In a Friday release, the FBI detailed the hacker's role in the racket.
In November 2008, Sergei Tsurikov and co-conspirators obtained unauthorised access to the computer network of RBS WorldPay, now known as WorldPay, the agency said. At the time, RBS served as the U.S. payment processing division of The Royal Bank of Scotland Group.
By compromising the data encryption that the company used to secure payroll debit cards, the hacking group raised limits on targeted accounts, and used its network of cashers to withdraw more than £5.6 million (US$ 9 million) from around 2,100 ATMs worldwide using counterfeit payroll debit cards, the release said.
“A leader of one of the most sophisticated cyber-crime rings in the world has been brought to justice and sentenced,” said United States Attorney Sally Quillian Yates in a statement. “In just one day in 2008, an American credit card processor was hacked in perhaps one of the most sophisticated and organised computer fraud attacks ever conducted. Almost exactly one year later, the leaders of this attack were charged. This prosecution was successful because of the efforts of the victim, and unprecedented cooperation from various law enforcement agencies worldwide.”

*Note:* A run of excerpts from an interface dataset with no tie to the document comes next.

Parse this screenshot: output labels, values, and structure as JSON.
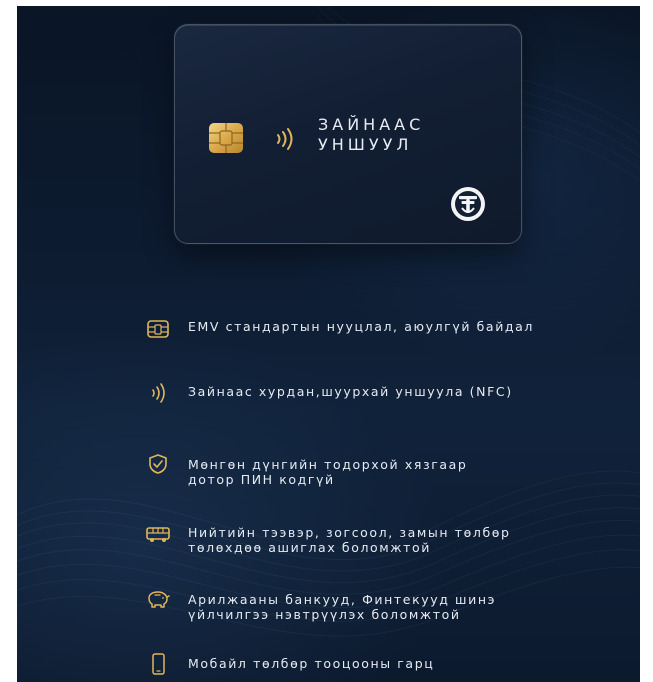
{
  "card": {
    "title_line1": "ЗАЙНААС",
    "title_line2": "УНШУУЛ",
    "chip_icon": "emv-chip-icon",
    "nfc_icon": "contactless-icon",
    "logo_icon": "bank-logo-icon"
  },
  "features": [
    {
      "icon": "emv-chip-icon",
      "lines": [
        "EMV стандартын нууцлал, аюулгүй байдал"
      ]
    },
    {
      "icon": "contactless-icon",
      "lines": [
        "Зайнаас хурдан,шуурхай уншуула (NFC)"
      ]
    },
    {
      "icon": "shield-check-icon",
      "lines": [
        "Мөнгөн дүнгийн тодорхой хязгаар",
        "дотор ПИН кодгүй"
      ]
    },
    {
      "icon": "bus-icon",
      "lines": [
        "Нийтийн тээвэр, зогсоол, замын төлбөр",
        "төлөхдөө ашиглах боломжтой"
      ]
    },
    {
      "icon": "piggy-bank-icon",
      "lines": [
        "Арилжааны банкууд, Финтекууд шинэ",
        "үйлчилгээ нэвтрүүлэх боломжтой"
      ]
    },
    {
      "icon": "mobile-phone-icon",
      "lines": [
        "Мобайл төлбөр тооцооны гарц"
      ]
    }
  ],
  "colors": {
    "background": "#0d1b30",
    "chip_gold": "#e0b65a",
    "text": "#e6ebf2"
  }
}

In addition to his 11 year sentence, Tsurikov must follow the time served with three years of supervised release. He has also been ordered to pay restitution totalling £5.25 million (US$ 8.4 million), according to the FBI.

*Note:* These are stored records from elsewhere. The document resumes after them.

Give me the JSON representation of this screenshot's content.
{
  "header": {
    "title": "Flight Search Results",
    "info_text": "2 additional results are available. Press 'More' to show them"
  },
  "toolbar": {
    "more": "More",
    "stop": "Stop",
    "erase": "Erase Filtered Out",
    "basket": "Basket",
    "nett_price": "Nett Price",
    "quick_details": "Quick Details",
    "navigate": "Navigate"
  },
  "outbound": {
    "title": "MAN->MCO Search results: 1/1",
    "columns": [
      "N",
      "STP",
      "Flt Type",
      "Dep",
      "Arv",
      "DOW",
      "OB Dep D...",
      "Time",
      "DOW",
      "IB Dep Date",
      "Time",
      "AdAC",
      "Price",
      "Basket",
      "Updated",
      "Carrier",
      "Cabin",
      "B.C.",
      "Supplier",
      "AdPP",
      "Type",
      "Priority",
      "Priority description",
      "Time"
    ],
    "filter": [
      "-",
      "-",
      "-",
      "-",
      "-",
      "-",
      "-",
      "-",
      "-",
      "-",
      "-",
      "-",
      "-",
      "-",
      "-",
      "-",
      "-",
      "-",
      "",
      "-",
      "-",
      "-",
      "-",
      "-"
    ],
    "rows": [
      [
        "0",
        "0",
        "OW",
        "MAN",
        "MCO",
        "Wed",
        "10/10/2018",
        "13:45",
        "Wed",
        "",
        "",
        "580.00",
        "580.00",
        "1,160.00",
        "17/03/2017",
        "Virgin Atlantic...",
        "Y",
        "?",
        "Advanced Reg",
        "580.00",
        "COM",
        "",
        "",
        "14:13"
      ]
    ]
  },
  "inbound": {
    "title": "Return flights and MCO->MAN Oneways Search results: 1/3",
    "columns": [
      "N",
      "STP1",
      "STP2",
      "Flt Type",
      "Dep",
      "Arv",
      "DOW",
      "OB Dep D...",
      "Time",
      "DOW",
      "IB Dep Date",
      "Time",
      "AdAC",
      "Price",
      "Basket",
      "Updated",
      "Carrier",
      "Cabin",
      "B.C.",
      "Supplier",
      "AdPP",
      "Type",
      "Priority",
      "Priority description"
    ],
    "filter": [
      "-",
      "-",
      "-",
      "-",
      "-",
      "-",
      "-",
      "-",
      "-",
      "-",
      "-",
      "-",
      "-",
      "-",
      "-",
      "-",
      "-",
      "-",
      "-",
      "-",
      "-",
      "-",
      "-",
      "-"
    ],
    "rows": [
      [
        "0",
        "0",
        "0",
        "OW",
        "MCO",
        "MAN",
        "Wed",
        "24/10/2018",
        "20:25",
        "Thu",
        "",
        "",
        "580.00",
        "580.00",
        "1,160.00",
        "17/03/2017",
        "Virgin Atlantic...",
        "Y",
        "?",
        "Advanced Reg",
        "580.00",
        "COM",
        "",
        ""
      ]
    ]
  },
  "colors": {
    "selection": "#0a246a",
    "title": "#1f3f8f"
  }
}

Back in August 2010, Tsurikov was extradited to the U.S. to face hacking charges related to the WorldPay hack. In September 2012, Tsurikov pleaded guilty to conspiracy to commit wire fraud and computer intrusion.
This article first appeared on SCMagazine.com.